International dual currency credit card? I cannot get one of those! The amount of paperwork and associated hassle required for an expat to get such a card is prohibitively bothersome. The other payment options, namely Paypal or one of my American credit cards, would require me to pay for my Chinese expenses with my American savings… which simply just makes no sense.
Doesn’t Uber know about China’s capital controls? Why should I have to export my Chinese earned income back to the States (and absorb all of the associated fees with the transfer) just to pay for a few taxi rides? No thanks, I’ll stick with Didi.
Entering the Chinese market without arranging for the acceptance of Alipay transfers demonstrates a lack of understanding of the Chinese market in general. As of the end of 2015, Alipay commanded an astounding 70% of China’s mobile payment market. How can you call yourself one of the most innovative and breakthrough companies in the world and enter the world’s largest automobile and cellphone market without a solid plan for incorporating the preferred payment method of 7 out of every 10 users? I mean, seriously, it’s not that hard. Baopals, an expat-focused Shanghai e-commerce startup, already accepts Alipay, WeChat Wallet, and UnionPay. They’ve been in business for a little over 3 months, have a staff of less than 10 people, and were started with just $77,000. And yet Uber’s Jiafeng Hu, in her adorably broken English informed me that even after two years in the Shanghai market, “due to the differences between banks and payment systems and diversity , so the situation can not be part of the new user bundled Alipay existence. There is no effective solution , please understand .”
Really? Tell that to Baopals. Tell that to Didi. Tell that to the millions of vendors all over China that accept both Alipay and Wechat Wallet. How in the hell did it take two-and-a-half years for Uber to accept Alipay in China? And they still don’t accept WeChat!
Uber can subsidize rides all it wants and garner legions of fans among the Chinese elite, but the real bounty of the Chinese market is its approximately 1 billion people who are lower middle class (as opposed to upper middle class) and below. And in that market, Didi is the clear winner, despite its technological inferiority.
It may not be as simple as the payment solutions it accepts, but Didi is much more in tune with its Chinese customer base. The market share statistics reflect this harmony. Didi’s statistics claim that it owns 99% of the taxi-hailing industry in China and over 87% of the private car service market in China (where it competes directly with Uber on its Yihao Zhuanche platform). Honestly, that’s not much of a competitive dynamic.

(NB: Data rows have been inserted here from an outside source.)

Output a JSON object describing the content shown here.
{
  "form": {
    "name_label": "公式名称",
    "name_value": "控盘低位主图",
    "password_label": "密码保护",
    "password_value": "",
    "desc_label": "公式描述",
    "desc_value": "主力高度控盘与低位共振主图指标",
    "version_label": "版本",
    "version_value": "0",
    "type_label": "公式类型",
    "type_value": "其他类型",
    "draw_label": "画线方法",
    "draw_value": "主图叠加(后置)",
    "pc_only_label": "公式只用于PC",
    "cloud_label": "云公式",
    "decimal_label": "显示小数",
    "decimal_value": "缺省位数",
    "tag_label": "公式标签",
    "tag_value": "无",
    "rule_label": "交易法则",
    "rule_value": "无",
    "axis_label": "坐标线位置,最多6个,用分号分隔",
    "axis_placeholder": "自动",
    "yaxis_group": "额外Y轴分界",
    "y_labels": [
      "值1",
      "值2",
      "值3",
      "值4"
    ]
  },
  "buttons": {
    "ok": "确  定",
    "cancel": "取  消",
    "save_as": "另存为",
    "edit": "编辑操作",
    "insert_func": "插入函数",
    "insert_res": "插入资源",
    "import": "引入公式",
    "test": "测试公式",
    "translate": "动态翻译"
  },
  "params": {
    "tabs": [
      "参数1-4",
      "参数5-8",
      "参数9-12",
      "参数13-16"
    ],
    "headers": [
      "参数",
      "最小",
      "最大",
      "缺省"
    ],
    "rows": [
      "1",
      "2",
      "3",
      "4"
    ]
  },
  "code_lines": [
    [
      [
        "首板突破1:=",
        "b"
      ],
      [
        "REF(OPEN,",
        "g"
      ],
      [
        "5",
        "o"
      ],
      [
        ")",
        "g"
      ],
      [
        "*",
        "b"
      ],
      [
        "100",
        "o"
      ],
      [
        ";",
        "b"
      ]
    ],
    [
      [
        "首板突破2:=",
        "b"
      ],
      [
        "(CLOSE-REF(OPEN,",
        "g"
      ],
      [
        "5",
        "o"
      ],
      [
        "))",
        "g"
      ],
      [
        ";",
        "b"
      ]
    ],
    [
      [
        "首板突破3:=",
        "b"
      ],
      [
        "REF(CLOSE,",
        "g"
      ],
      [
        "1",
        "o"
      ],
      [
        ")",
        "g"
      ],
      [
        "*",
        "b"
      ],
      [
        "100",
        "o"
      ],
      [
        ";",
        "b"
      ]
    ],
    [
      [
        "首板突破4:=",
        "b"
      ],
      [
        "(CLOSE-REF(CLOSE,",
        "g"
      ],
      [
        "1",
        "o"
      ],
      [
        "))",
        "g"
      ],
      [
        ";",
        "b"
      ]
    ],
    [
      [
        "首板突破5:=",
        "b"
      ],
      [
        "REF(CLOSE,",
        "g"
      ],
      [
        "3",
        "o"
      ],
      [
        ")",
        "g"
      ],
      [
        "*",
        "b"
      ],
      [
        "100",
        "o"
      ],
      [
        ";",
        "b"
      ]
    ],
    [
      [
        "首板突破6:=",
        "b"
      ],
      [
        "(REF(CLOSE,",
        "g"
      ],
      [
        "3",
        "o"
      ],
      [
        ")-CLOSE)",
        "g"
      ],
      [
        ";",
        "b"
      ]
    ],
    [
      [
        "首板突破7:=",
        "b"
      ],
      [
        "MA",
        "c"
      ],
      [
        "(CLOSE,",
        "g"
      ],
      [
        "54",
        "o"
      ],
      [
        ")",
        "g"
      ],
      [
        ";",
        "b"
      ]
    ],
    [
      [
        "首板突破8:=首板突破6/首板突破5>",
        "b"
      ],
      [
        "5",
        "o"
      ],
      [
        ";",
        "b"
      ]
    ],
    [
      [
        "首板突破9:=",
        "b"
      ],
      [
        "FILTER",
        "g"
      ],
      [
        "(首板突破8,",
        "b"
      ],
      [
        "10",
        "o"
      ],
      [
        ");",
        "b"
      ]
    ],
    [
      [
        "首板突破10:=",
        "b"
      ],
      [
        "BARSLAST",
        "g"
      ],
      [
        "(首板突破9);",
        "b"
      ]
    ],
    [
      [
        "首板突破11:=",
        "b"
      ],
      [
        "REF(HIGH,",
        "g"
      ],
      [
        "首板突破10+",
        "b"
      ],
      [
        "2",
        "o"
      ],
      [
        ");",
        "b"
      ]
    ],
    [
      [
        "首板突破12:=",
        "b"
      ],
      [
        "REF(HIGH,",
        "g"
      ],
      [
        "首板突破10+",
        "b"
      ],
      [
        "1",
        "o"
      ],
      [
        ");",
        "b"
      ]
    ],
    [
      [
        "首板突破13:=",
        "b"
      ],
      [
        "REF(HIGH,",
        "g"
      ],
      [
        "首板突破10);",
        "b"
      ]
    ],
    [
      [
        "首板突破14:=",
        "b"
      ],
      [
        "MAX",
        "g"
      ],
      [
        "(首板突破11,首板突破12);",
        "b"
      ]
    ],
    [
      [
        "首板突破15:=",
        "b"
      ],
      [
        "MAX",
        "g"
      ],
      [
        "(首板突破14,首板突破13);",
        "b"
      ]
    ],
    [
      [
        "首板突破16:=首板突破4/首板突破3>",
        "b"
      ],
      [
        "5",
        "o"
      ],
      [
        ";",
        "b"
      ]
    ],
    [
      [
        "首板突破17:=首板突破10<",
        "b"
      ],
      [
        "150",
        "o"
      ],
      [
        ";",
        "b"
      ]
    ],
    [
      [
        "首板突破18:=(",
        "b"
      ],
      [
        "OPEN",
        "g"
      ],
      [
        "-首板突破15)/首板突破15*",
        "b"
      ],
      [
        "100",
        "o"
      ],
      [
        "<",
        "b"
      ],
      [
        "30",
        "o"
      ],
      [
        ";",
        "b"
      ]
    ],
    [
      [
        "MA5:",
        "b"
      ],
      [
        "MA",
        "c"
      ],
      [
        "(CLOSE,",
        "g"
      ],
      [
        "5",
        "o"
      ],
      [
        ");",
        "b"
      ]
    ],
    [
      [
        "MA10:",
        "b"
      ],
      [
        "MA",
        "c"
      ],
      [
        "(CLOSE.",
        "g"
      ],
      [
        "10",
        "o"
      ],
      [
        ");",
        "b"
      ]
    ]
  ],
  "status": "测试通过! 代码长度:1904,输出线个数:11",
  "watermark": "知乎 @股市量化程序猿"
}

Moreover, subsidies do not guarantee long-term customers. Those same elites that saw Uber as a status symbol a year ago now have other options. Yidao Yongche is a China-based private car hailing service focusing on Chinese language drivers at home and in 20 cities abroad that, by all accounts, is just as good as Uber in the private car market and is even more heavily subsidized, which makes rides cheaper for the end user. In October 2015, the company raised $700 million at a $1 billion valuation. Remember that many